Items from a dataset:
◇ ◇ ◇ ◇
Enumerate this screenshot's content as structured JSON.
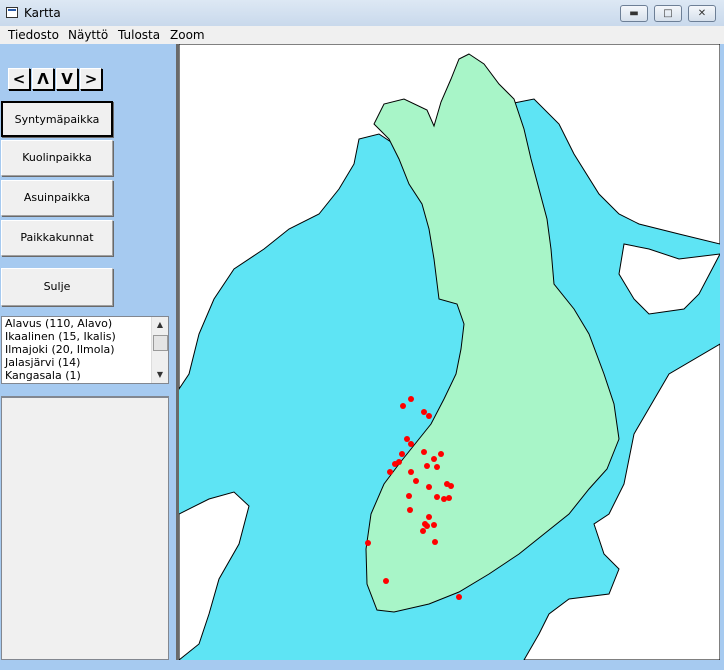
{
  "window": {
    "title": "Kartta",
    "icon": "app-window-icon",
    "buttons": {
      "minimize": "minimize-icon",
      "maximize": "maximize-icon",
      "close": "close-icon"
    }
  },
  "menu": [
    "Tiedosto",
    "Näyttö",
    "Tulosta",
    "Zoom"
  ],
  "nav": {
    "left": "<",
    "up": "Λ",
    "down": "V",
    "right": ">"
  },
  "buttons": {
    "birthplace": "Syntymäpaikka",
    "deathplace": "Kuolinpaikka",
    "residence": "Asuinpaikka",
    "localities": "Paikkakunnat",
    "close": "Sulje"
  },
  "places": [
    "Alavus (110, Alavo)",
    "Ikaalinen (15, Ikalis)",
    "Ilmajoki (20, Ilmola)",
    "Jalasjärvi (14)",
    "Kangasala (1)"
  ],
  "colors": {
    "sea": "#5ee4f4",
    "land_finland": "#a8f5c8",
    "land_other": "#ffffff",
    "marker": "#ff0000",
    "panel": "#a6caf0"
  }
}
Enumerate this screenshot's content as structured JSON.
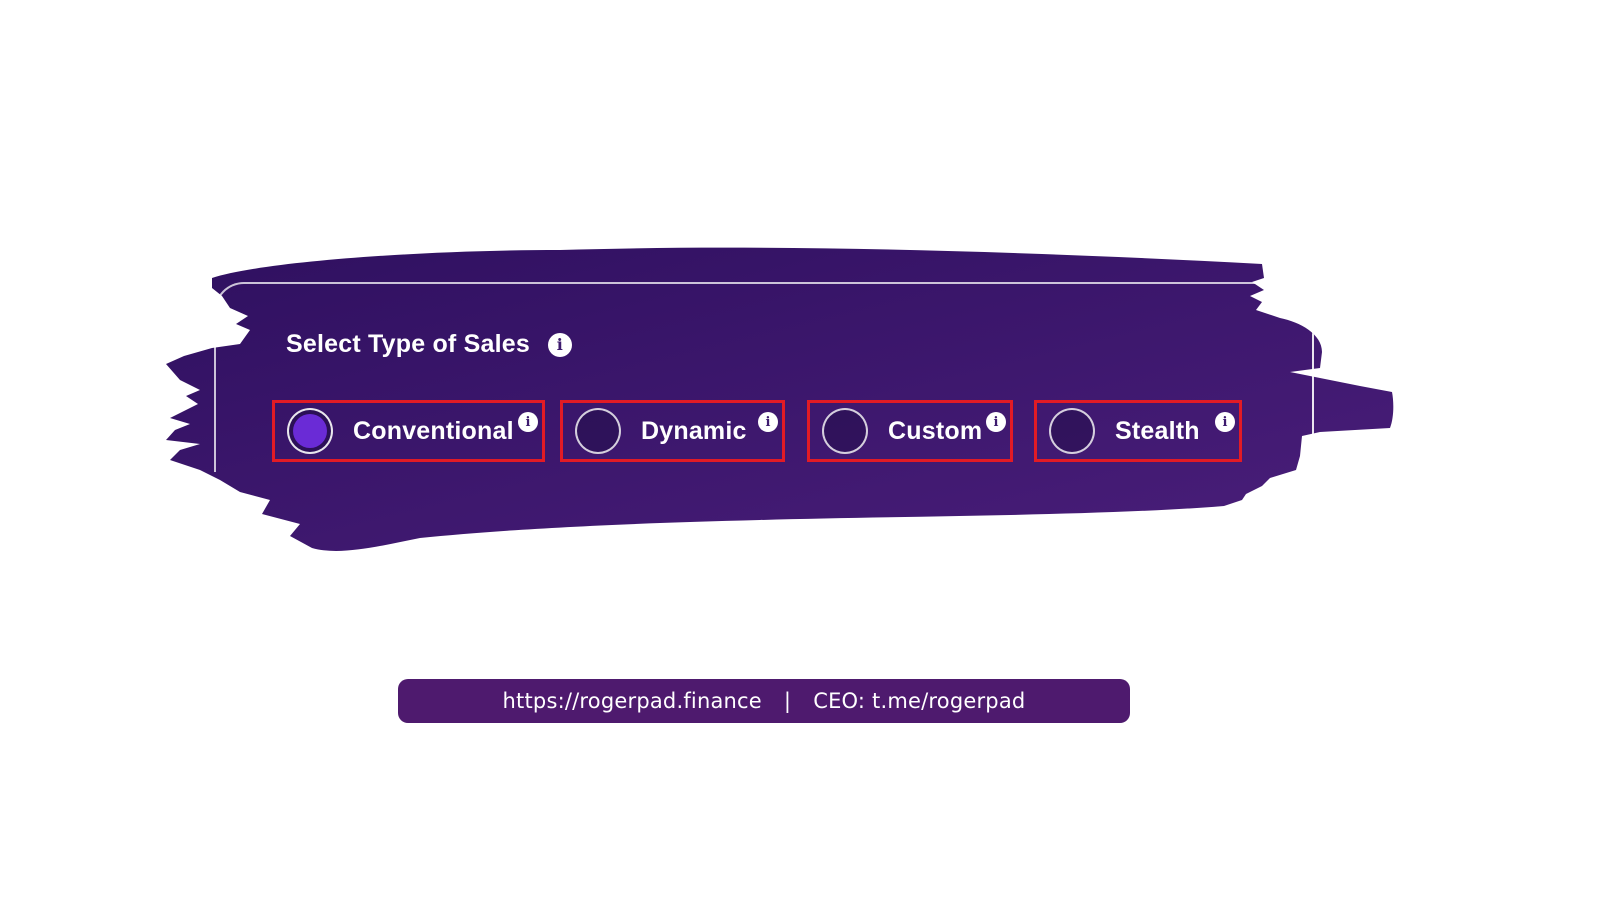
{
  "colors": {
    "brush_purple": "#3e1a6c",
    "brush_purple_light": "#4a1e7a",
    "selected_radio": "#6a2bd6",
    "highlight_border": "#e21b25",
    "footer_bg": "#4e1a6e"
  },
  "panel": {
    "title": "Select Type of Sales",
    "title_icon": "info-icon"
  },
  "sale_types": [
    {
      "label": "Conventional",
      "selected": true,
      "icon": "info-icon"
    },
    {
      "label": "Dynamic",
      "selected": false,
      "icon": "info-icon"
    },
    {
      "label": "Custom",
      "selected": false,
      "icon": "info-icon"
    },
    {
      "label": "Stealth",
      "selected": false,
      "icon": "info-icon"
    }
  ],
  "footer": {
    "website": "https://rogerpad.finance",
    "separator": "|",
    "ceo": "CEO: t.me/rogerpad"
  }
}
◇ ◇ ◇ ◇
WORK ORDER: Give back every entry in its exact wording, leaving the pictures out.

FINISHED EXERCISE:
Enumerate this screenshot's content as structured JSON.
{
  "window": {
    "title": "Kartta",
    "icon": "app-window-icon",
    "buttons": {
      "minimize": "minimize-icon",
      "maximize": "maximize-icon",
      "close": "close-icon"
    }
  },
  "menu": [
    "Tiedosto",
    "Näyttö",
    "Tulosta",
    "Zoom"
  ],
  "nav": {
    "left": "<",
    "up": "Λ",
    "down": "V",
    "right": ">"
  },
  "buttons": {
    "birthplace": "Syntymäpaikka",
    "deathplace": "Kuolinpaikka",
    "residence": "Asuinpaikka",
    "localities": "Paikkakunnat",
    "close": "Sulje"
  },
  "places": [
    "Alavus (110, Alavo)",
    "Ikaalinen (15, Ikalis)",
    "Ilmajoki (20, Ilmola)",
    "Jalasjärvi (14)",
    "Kangasala (1)"
  ],
  "colors": {
    "sea": "#5ee4f4",
    "land_finland": "#a8f5c8",
    "land_other": "#ffffff",
    "marker": "#ff0000",
    "panel": "#a6caf0"
  }
}
Enumerate this screenshot's content as structured JSON.
{
  "colors": {
    "brush_purple": "#3e1a6c",
    "brush_purple_light": "#4a1e7a",
    "selected_radio": "#6a2bd6",
    "highlight_border": "#e21b25",
    "footer_bg": "#4e1a6e"
  },
  "panel": {
    "title": "Select Type of Sales",
    "title_icon": "info-icon"
  },
  "sale_types": [
    {
      "label": "Conventional",
      "selected": true,
      "icon": "info-icon"
    },
    {
      "label": "Dynamic",
      "selected": false,
      "icon": "info-icon"
    },
    {
      "label": "Custom",
      "selected": false,
      "icon": "info-icon"
    },
    {
      "label": "Stealth",
      "selected": false,
      "icon": "info-icon"
    }
  ],
  "footer": {
    "website": "https://rogerpad.finance",
    "separator": "|",
    "ceo": "CEO: t.me/rogerpad"
  }
}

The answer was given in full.